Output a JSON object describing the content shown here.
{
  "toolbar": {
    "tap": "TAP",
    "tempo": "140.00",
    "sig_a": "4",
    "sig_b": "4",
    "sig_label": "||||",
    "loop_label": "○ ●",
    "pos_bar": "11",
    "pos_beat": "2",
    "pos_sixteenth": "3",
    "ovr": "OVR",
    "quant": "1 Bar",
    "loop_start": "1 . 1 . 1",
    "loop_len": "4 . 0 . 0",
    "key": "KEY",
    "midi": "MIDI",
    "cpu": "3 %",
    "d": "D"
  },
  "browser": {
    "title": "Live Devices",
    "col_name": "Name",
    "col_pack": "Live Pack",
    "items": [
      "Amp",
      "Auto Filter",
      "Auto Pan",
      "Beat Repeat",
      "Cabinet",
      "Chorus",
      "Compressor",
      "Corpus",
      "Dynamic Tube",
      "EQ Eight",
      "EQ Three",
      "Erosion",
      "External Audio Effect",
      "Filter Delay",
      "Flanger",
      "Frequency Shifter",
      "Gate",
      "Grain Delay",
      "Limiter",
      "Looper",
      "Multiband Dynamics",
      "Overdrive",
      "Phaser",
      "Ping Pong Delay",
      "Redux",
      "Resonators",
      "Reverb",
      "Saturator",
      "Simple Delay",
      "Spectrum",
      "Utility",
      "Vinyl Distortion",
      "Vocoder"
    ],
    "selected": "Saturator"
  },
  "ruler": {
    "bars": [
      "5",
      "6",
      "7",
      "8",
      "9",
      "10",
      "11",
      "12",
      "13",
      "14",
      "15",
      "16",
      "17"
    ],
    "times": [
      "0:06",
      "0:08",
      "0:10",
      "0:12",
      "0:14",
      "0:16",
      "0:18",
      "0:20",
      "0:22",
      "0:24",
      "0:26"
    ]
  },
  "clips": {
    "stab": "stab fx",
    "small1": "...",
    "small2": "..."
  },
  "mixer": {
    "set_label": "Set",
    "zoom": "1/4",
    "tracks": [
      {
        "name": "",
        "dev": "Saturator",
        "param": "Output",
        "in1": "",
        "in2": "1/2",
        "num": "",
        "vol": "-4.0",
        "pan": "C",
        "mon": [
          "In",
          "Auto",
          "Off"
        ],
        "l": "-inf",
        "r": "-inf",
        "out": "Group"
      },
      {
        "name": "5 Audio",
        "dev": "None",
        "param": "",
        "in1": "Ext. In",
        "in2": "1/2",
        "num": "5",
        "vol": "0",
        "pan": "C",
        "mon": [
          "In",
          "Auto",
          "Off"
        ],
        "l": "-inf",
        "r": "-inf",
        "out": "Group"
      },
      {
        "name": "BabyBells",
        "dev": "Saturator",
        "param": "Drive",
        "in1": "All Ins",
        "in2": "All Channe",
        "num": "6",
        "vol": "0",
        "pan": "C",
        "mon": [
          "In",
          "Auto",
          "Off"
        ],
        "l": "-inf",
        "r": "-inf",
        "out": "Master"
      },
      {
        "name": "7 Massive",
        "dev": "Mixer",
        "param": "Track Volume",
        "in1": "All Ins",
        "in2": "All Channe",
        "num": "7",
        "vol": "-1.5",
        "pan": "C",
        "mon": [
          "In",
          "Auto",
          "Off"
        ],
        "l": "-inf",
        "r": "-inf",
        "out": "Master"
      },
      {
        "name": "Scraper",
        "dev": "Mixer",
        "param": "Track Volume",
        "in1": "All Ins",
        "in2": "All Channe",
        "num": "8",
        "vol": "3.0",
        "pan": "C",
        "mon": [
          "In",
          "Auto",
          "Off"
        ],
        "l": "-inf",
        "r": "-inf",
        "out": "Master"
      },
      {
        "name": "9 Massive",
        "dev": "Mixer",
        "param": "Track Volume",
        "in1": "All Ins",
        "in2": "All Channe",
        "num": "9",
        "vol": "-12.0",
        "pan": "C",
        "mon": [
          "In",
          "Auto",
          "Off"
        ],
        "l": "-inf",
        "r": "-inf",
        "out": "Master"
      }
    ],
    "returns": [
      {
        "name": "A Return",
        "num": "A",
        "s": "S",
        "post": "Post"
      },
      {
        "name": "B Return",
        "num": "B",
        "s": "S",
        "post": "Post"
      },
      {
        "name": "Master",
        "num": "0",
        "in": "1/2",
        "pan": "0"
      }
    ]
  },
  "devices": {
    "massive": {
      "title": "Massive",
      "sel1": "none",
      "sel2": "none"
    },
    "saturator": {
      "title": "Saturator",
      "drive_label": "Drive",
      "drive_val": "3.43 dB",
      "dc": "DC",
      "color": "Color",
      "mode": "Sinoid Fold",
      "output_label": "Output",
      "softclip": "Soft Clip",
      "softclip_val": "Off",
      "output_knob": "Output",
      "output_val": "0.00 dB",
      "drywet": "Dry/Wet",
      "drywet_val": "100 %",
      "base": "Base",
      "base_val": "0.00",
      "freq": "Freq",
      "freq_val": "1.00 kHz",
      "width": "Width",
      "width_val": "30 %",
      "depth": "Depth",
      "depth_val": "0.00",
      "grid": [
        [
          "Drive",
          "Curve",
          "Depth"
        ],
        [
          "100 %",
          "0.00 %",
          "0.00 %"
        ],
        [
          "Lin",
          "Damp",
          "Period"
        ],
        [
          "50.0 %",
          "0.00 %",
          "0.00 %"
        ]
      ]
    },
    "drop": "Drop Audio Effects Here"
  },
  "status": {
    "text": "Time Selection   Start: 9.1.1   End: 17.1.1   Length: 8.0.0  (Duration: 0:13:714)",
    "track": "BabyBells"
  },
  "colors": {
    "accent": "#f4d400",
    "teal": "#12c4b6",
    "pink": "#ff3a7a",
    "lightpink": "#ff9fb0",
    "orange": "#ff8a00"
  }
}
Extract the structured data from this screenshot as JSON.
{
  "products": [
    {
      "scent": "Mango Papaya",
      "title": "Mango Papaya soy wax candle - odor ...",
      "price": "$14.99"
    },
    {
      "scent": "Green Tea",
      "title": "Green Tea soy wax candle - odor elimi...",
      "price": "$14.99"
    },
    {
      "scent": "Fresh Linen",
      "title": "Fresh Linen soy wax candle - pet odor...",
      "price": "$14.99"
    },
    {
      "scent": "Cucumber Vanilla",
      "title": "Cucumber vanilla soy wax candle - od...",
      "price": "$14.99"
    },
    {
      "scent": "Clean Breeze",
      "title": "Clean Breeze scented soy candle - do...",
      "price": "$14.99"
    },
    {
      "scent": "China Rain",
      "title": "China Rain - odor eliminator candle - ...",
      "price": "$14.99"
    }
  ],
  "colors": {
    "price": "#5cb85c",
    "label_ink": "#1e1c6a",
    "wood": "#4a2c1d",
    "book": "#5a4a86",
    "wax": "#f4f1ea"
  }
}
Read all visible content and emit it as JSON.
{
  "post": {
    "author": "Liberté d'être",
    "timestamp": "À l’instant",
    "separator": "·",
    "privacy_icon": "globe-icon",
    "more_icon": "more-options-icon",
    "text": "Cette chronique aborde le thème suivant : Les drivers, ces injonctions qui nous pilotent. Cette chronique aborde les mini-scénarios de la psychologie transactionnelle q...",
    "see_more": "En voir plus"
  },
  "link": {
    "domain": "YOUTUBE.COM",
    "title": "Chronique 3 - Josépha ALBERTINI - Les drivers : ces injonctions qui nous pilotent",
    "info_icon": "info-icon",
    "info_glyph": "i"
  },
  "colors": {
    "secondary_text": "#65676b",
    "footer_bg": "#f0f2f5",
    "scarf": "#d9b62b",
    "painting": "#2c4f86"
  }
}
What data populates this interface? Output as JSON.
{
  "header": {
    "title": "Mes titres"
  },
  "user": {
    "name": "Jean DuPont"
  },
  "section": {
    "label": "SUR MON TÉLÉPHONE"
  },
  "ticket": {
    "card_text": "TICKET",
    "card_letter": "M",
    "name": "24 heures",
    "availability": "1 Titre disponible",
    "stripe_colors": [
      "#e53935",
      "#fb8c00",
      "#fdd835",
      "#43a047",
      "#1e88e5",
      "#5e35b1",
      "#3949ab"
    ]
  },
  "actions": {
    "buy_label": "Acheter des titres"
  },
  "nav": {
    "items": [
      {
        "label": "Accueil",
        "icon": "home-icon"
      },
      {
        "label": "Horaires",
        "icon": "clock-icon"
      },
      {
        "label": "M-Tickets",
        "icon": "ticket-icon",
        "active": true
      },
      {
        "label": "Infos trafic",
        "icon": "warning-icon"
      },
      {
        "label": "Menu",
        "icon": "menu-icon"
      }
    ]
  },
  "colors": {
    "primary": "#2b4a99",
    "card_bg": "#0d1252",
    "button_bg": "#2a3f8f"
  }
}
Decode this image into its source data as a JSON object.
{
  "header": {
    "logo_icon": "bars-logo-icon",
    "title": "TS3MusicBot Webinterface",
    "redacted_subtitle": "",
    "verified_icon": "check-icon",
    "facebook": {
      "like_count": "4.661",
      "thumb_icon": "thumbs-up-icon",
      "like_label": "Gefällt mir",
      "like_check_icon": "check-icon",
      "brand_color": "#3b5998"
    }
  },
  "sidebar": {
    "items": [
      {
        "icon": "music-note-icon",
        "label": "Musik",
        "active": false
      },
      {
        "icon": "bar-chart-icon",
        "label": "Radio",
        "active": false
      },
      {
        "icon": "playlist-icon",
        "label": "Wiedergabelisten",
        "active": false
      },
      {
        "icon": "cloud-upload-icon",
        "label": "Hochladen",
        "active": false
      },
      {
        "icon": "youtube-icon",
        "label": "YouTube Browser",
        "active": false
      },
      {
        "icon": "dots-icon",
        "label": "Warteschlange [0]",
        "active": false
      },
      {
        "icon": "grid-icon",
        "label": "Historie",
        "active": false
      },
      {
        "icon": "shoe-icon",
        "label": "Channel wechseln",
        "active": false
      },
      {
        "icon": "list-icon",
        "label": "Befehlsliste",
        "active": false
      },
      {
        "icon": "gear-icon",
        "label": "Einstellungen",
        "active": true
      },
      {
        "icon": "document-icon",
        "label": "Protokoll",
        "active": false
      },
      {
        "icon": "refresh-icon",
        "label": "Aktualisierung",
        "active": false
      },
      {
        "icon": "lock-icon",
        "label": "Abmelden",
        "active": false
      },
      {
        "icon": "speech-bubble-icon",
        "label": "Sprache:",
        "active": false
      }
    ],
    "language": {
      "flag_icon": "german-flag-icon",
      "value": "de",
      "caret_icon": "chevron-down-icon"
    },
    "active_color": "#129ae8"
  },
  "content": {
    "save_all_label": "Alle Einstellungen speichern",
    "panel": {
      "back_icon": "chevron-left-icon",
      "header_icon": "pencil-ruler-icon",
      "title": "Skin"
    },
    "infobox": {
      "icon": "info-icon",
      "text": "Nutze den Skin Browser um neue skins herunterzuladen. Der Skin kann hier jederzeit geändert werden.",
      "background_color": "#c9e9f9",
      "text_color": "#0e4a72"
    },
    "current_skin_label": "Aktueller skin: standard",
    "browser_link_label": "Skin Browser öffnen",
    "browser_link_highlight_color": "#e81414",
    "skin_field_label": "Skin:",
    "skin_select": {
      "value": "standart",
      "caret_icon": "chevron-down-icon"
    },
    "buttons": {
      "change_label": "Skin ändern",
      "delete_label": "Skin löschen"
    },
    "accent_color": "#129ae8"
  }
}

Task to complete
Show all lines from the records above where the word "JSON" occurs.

Exercise answer
Output a JSON object describing the content shown here.
Extract the structured data from this screenshot as JSON.
Read all visible content and emit it as JSON.
What data populates this interface? Output as JSON.
Decode this image into its source data as a JSON object.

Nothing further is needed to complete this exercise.